### Records
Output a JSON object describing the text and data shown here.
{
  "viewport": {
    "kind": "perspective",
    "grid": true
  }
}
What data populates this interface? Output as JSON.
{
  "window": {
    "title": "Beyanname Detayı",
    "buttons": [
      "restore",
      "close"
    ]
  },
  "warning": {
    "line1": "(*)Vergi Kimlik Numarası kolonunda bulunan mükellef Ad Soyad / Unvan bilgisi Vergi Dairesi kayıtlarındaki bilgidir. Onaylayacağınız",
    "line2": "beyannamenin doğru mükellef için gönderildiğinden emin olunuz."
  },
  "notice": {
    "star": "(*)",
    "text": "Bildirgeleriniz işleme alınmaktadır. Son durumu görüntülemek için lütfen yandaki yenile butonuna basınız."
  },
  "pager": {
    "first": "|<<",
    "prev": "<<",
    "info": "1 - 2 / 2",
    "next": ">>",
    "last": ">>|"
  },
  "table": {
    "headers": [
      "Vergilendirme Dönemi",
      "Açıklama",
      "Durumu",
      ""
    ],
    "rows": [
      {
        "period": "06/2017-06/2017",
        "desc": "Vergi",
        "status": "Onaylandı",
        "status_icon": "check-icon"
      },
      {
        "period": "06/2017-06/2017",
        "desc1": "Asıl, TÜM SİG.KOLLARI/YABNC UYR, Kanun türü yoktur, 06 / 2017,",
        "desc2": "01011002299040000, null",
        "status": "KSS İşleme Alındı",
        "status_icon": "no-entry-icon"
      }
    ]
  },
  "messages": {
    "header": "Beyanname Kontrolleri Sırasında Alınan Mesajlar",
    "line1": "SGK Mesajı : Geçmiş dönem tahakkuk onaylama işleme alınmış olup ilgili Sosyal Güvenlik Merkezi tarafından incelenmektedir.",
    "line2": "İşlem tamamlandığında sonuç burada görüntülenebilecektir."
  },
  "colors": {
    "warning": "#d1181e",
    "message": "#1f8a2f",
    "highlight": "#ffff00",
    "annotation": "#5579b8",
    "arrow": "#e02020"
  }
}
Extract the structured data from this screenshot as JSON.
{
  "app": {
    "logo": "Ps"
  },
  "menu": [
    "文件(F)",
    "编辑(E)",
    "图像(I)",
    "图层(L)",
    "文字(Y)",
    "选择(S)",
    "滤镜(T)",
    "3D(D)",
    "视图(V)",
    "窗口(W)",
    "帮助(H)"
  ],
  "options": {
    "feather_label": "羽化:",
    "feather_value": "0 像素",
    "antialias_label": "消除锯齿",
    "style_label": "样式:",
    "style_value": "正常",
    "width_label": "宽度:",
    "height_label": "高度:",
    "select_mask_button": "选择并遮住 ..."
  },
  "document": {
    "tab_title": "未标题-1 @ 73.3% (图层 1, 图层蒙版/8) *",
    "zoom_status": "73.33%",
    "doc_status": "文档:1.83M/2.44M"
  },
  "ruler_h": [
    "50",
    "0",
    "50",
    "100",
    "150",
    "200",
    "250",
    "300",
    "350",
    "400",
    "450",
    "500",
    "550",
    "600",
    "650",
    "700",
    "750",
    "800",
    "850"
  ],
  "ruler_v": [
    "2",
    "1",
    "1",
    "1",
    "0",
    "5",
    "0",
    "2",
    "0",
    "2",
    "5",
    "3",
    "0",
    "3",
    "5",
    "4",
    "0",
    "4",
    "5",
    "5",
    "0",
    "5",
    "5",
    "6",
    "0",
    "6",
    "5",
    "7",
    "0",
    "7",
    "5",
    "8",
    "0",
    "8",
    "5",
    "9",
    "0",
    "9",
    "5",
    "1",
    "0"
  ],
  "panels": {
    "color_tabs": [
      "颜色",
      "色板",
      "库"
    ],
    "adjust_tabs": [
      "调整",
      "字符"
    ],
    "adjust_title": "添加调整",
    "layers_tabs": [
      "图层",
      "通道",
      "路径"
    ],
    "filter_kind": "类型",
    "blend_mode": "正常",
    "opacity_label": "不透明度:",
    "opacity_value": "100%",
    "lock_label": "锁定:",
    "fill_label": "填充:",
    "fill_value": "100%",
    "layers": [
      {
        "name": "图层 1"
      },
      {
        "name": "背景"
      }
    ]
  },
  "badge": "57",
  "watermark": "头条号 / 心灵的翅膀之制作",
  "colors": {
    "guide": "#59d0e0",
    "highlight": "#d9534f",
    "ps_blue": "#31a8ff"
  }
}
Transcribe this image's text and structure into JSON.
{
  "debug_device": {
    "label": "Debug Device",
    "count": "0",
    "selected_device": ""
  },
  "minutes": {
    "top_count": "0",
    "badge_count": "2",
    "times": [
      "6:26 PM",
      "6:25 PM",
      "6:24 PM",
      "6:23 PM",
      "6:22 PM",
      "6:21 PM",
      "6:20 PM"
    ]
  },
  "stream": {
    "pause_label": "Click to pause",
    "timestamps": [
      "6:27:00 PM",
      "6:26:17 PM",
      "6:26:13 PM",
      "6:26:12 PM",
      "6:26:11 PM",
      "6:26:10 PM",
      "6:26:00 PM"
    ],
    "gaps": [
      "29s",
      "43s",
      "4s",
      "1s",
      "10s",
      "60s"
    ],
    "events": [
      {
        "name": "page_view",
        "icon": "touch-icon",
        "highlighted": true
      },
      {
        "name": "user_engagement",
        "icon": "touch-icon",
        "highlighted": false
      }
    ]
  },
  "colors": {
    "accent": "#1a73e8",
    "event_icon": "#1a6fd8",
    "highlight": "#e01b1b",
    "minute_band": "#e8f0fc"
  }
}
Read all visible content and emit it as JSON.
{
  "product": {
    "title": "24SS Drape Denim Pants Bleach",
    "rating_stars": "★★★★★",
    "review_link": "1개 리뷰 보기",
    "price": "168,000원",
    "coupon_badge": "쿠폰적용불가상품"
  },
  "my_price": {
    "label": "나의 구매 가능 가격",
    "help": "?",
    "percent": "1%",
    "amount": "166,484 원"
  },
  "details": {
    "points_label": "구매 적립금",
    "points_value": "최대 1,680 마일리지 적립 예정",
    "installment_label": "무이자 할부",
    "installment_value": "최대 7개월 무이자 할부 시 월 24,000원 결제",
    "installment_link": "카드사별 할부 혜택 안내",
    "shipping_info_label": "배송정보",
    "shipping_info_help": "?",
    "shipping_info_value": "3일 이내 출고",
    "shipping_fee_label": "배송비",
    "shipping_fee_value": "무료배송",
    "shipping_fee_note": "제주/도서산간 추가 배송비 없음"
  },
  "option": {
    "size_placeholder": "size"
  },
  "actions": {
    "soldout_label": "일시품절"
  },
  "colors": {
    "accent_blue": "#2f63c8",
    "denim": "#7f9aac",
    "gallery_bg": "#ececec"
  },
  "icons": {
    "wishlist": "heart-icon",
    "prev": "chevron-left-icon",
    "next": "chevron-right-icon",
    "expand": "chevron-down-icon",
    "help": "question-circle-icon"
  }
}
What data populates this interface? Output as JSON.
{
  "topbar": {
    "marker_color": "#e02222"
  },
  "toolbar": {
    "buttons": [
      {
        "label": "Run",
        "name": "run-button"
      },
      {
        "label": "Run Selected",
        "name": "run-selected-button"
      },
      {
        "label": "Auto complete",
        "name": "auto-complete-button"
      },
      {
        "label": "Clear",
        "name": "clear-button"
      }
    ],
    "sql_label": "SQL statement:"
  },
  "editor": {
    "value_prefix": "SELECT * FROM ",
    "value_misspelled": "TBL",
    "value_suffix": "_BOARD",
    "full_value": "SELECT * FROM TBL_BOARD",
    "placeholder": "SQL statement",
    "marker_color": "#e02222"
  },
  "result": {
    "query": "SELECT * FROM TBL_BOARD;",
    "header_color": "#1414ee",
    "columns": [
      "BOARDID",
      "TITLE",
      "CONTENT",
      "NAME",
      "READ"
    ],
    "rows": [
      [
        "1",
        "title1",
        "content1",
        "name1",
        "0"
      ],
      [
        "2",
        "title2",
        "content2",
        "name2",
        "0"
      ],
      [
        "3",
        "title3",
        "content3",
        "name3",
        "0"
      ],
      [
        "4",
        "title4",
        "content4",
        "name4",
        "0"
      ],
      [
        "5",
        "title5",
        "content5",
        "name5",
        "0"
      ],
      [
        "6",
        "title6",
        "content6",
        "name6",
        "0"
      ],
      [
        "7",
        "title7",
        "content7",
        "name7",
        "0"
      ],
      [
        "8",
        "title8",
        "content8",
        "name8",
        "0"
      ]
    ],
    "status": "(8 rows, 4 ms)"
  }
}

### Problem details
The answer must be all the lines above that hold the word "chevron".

### Solved exercise
    "prev": "chevron-left-icon",
    "next": "chevron-right-icon",
    "expand": "chevron-down-icon",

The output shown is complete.